New DNA tests for fragile X syndrome are quick, but also raise ethical questions: they pick up abnormalities in some babies who won’t develop symptoms until adulthood, if at all.
From parental age to infection during pregnancy, environmental elements can influence autism risk.
A new wave of genetic tests for fragile X syndrome, the leading cause of inherited mental retardation and the most common genetic cause of autism, may make it possible to routinely screen pregnant women and newborns for the syndrome.
A study of postmortem tissue shows that microglia, cells that provide immune protection to the brain, are altered in the brains of individuals with autism.
A drug that interferes with a biochemical pathway important in cancer can reverse some brain defects in mouse models of fragile X syndrome, according to a study published 11 August in the Journal of Neuroscience.
In order to understand the interaction between genes and environment in autism, researchers in different disciplines will have to move back and forth between those two realms, stretching out of their intellectual comfort zones. But if the mood at an interdisciplinary workshop two weeks ago is any indication, that challenge is also a source of excitement.
Changes in diagnostic practices, more active neighborhood networks, and an increase in the number of older parents may all contribute to the massive rates of autism in California, says a group of social scientists. But the numbers still don’t add up.
The Autism Birth Cohort, based on data from 100,000 Norwegian children and their families, aims to uncover genetic and environmental factors contributing to the disorder.

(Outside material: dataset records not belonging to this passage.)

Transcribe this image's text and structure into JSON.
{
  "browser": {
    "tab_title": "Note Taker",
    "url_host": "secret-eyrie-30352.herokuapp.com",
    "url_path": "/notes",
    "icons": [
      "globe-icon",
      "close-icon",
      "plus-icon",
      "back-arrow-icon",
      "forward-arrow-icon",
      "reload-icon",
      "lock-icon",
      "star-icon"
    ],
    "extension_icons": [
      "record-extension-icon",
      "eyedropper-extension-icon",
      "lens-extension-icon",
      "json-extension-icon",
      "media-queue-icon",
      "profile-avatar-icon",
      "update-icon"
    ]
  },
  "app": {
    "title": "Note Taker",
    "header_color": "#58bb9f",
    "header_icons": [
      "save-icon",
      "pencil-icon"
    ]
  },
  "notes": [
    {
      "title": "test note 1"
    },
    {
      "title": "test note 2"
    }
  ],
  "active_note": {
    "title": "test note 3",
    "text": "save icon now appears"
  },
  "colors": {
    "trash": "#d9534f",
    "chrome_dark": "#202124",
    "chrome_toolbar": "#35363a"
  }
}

Researchers have uncovered an important molecular piece of a learning mechanism that occurs at the junction between neurons. The findings, which may help understand how the brain is disrupted in disorders such as autism, appear in the 24 June issue of Neuron.